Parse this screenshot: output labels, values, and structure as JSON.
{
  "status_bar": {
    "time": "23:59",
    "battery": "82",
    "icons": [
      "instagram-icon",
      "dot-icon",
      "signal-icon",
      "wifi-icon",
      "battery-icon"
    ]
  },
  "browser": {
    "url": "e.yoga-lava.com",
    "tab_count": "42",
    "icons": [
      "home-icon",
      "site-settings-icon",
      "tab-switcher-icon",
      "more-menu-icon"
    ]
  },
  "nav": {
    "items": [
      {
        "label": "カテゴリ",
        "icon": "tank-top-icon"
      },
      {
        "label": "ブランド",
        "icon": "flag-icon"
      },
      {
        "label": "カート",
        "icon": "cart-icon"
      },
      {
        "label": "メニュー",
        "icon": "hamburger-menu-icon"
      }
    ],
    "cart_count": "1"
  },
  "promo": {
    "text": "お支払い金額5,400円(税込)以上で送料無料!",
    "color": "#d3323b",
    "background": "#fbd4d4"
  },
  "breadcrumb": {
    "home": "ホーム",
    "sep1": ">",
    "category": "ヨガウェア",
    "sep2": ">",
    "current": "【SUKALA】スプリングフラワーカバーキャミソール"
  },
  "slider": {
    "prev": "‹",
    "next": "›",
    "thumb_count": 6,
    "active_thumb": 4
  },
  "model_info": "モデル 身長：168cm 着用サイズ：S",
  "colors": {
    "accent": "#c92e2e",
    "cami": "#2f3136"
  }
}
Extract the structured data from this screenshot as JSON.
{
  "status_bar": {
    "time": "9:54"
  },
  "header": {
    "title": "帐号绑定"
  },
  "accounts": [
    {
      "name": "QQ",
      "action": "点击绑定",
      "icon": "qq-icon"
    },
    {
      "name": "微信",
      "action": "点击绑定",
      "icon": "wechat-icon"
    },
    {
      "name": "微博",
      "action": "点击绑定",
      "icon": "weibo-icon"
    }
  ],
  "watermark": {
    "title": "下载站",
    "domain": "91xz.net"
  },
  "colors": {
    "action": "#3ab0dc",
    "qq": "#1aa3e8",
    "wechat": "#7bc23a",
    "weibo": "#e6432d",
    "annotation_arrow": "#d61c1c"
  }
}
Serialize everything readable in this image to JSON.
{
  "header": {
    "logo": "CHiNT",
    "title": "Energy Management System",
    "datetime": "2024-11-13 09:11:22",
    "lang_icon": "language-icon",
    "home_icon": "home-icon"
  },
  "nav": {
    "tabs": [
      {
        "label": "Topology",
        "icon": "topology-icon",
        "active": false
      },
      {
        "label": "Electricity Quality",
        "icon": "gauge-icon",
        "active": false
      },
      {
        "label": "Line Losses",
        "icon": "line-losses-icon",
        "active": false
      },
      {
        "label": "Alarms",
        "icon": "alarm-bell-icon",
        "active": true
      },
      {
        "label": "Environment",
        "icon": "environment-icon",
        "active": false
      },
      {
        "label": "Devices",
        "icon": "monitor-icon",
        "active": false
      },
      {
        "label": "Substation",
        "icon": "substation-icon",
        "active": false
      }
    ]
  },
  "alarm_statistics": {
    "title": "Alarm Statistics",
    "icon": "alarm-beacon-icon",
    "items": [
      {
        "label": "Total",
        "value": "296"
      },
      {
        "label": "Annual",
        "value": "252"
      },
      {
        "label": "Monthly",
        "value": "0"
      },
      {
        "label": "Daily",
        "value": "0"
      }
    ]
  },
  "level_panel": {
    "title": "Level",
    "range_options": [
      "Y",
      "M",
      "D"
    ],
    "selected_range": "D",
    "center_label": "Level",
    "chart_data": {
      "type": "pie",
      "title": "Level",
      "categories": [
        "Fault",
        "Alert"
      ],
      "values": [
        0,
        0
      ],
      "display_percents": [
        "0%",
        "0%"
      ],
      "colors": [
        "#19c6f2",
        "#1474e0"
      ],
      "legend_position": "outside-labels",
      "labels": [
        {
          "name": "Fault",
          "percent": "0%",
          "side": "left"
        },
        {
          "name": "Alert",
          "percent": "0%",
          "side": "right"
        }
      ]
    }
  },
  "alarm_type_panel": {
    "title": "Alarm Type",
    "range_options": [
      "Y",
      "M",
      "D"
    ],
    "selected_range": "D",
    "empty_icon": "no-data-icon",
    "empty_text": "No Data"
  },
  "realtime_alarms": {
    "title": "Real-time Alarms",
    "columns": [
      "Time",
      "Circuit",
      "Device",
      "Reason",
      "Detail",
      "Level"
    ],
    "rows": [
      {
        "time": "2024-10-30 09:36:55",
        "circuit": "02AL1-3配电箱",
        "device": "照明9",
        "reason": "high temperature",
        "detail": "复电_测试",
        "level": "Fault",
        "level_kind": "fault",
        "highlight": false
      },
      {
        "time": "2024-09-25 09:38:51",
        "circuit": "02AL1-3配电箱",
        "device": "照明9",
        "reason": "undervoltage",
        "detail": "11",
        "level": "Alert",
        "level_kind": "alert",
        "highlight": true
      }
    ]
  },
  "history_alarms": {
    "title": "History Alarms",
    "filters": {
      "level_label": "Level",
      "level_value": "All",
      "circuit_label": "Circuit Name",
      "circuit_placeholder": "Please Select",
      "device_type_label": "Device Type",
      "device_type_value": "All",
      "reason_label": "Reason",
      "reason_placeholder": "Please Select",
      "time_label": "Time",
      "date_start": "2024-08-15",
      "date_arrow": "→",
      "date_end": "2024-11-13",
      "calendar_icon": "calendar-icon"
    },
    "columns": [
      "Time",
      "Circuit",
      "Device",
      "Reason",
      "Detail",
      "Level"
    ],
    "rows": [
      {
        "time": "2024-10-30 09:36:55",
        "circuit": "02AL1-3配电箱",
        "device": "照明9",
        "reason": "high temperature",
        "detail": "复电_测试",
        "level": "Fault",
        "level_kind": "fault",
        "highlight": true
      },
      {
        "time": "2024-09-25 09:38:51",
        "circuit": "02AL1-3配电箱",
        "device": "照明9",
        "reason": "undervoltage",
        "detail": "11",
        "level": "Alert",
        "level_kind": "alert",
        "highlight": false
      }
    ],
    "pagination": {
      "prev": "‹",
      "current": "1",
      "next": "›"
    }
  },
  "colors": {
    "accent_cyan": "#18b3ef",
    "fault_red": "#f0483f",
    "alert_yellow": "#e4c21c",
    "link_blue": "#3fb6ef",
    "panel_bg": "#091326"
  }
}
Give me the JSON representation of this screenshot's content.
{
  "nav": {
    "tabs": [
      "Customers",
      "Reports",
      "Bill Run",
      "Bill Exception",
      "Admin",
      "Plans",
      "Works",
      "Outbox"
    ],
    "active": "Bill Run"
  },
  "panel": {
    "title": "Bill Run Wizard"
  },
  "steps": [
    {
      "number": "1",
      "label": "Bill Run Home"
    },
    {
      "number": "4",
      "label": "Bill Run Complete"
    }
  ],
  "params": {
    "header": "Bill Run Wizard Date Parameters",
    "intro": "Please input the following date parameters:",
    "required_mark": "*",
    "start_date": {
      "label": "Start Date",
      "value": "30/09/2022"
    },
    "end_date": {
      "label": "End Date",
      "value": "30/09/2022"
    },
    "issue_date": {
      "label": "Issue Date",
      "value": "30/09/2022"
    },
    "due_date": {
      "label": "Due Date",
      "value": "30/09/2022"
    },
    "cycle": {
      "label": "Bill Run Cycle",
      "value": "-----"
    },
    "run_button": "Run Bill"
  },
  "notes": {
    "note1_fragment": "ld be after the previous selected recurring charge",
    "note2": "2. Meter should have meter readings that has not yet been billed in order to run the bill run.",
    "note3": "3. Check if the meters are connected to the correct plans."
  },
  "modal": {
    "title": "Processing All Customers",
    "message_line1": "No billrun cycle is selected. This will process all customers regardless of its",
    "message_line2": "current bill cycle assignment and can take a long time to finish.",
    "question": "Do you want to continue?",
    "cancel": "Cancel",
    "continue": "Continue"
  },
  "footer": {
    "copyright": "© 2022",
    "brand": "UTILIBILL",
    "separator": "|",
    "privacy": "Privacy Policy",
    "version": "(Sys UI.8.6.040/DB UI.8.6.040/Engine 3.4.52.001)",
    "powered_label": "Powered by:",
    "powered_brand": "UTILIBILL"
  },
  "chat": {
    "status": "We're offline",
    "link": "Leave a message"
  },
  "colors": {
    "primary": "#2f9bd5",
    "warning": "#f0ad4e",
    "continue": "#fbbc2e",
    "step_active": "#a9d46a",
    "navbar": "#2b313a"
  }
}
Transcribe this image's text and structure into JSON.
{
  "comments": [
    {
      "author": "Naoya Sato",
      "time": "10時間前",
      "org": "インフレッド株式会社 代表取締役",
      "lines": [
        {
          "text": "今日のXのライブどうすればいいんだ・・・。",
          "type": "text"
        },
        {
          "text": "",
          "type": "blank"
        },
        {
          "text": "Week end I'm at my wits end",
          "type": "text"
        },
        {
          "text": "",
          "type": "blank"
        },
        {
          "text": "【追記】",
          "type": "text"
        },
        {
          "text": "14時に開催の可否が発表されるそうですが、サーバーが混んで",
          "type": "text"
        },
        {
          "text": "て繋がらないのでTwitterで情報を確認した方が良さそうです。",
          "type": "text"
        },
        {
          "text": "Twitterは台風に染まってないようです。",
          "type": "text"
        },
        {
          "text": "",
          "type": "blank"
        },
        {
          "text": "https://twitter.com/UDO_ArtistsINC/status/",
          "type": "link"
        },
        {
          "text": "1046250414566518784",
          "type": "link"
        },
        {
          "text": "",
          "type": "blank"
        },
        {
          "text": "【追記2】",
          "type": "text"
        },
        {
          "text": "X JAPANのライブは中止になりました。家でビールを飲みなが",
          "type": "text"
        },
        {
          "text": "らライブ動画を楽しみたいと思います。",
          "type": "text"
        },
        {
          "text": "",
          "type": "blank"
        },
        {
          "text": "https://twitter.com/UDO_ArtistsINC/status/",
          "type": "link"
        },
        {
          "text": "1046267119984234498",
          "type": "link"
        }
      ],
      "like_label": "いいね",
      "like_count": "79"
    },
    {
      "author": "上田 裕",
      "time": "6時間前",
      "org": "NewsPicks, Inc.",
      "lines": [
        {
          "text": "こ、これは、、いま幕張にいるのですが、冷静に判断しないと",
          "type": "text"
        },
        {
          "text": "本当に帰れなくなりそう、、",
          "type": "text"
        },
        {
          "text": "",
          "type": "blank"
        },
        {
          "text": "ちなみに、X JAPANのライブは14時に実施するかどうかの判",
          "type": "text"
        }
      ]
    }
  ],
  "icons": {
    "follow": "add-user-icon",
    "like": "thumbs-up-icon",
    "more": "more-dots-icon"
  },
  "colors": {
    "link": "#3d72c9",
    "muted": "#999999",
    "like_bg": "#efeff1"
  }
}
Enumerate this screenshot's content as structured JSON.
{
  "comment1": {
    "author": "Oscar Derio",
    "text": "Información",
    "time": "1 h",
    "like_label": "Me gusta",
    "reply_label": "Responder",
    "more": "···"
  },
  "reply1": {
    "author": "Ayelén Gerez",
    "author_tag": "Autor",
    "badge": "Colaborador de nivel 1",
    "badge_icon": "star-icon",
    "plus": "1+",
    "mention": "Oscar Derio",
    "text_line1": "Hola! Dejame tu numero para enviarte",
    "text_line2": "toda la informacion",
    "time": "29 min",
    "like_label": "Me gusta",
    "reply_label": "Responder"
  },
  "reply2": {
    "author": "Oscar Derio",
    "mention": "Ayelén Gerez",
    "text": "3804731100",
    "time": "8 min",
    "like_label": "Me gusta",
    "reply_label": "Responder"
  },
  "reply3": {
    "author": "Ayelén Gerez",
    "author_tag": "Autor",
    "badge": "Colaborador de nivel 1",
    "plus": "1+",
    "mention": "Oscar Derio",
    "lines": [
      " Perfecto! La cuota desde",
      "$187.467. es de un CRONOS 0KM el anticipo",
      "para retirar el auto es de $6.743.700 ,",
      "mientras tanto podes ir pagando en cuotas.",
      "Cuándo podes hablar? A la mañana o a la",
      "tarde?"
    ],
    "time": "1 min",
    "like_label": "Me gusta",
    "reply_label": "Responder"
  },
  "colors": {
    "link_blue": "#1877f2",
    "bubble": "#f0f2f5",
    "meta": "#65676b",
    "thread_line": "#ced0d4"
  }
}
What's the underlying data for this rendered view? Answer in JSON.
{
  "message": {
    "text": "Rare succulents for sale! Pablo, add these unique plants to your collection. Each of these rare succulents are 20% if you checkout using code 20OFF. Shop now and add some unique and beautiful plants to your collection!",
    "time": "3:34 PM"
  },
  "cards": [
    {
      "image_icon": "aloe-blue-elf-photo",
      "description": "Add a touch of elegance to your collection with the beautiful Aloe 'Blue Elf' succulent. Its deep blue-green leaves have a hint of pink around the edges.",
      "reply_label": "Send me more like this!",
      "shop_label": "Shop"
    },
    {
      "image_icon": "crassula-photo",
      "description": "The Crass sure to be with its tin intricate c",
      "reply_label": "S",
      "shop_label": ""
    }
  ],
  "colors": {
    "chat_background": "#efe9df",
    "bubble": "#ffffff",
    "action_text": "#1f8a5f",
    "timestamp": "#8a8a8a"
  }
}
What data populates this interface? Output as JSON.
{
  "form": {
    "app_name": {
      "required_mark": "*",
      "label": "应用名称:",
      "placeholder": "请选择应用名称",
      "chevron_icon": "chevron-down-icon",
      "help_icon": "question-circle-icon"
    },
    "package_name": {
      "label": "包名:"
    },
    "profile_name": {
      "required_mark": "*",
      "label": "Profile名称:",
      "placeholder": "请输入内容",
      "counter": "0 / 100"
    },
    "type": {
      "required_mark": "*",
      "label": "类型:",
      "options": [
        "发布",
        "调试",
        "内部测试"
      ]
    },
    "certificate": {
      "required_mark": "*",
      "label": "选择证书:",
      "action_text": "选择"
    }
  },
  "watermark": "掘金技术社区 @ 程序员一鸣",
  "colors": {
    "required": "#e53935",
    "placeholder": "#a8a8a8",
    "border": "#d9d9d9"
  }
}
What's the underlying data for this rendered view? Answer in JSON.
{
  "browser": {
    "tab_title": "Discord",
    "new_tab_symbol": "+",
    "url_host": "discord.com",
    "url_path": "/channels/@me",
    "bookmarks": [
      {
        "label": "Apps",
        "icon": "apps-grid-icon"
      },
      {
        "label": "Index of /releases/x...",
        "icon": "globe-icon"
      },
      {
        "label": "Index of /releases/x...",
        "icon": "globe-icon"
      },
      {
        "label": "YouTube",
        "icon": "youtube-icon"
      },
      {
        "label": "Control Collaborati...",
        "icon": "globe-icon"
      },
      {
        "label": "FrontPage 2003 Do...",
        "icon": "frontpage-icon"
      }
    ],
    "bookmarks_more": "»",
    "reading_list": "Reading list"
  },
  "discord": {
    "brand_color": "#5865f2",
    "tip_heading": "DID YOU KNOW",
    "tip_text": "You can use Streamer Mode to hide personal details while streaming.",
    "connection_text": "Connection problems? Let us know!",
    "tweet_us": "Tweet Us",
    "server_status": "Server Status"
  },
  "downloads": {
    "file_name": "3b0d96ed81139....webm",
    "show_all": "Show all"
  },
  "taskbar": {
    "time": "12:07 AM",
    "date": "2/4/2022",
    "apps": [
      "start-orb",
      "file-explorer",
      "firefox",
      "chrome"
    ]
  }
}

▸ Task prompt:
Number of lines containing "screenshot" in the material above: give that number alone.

▸ Final answer:
4